■ Provided data
+---+

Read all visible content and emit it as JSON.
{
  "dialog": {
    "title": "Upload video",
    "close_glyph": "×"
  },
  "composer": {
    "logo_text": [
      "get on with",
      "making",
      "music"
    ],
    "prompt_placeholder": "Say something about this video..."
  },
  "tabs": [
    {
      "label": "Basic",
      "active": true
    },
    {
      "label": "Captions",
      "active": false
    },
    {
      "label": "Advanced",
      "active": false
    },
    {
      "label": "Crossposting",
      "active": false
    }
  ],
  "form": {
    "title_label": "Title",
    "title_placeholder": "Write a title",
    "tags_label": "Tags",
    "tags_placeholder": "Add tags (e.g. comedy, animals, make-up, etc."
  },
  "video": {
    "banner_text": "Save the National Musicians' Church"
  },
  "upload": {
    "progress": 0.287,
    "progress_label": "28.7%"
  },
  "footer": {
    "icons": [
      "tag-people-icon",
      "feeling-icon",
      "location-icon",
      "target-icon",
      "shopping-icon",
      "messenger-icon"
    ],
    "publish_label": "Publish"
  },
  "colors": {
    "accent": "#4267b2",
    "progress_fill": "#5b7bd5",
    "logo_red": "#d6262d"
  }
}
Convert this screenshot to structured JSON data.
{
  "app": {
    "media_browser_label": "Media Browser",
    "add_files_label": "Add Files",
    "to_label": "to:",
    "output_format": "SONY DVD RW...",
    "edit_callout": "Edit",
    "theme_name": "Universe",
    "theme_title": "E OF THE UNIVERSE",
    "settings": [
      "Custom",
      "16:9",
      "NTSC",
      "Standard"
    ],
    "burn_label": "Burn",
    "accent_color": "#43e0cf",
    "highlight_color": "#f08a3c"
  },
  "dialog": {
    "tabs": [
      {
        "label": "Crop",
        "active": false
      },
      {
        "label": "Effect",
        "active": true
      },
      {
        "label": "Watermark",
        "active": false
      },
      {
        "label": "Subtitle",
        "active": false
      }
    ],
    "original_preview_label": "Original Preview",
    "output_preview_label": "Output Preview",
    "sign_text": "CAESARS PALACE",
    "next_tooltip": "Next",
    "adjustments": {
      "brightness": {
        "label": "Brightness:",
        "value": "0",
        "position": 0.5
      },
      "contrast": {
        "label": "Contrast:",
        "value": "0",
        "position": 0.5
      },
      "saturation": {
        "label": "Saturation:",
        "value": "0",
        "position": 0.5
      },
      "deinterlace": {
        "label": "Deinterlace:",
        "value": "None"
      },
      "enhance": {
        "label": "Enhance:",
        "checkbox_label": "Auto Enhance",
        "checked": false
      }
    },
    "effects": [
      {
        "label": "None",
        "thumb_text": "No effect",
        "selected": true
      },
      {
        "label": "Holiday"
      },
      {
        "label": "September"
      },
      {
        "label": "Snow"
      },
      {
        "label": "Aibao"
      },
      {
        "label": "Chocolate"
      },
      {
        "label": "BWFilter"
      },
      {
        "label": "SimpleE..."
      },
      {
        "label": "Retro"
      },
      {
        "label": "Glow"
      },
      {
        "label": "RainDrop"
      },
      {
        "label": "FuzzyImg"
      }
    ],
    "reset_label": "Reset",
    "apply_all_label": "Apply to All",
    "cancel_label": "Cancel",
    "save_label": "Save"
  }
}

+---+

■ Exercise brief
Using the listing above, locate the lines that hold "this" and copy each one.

■ Solved problem
    "prompt_placeholder": "Say something about this video..."
Convert this screenshot to structured JSON data.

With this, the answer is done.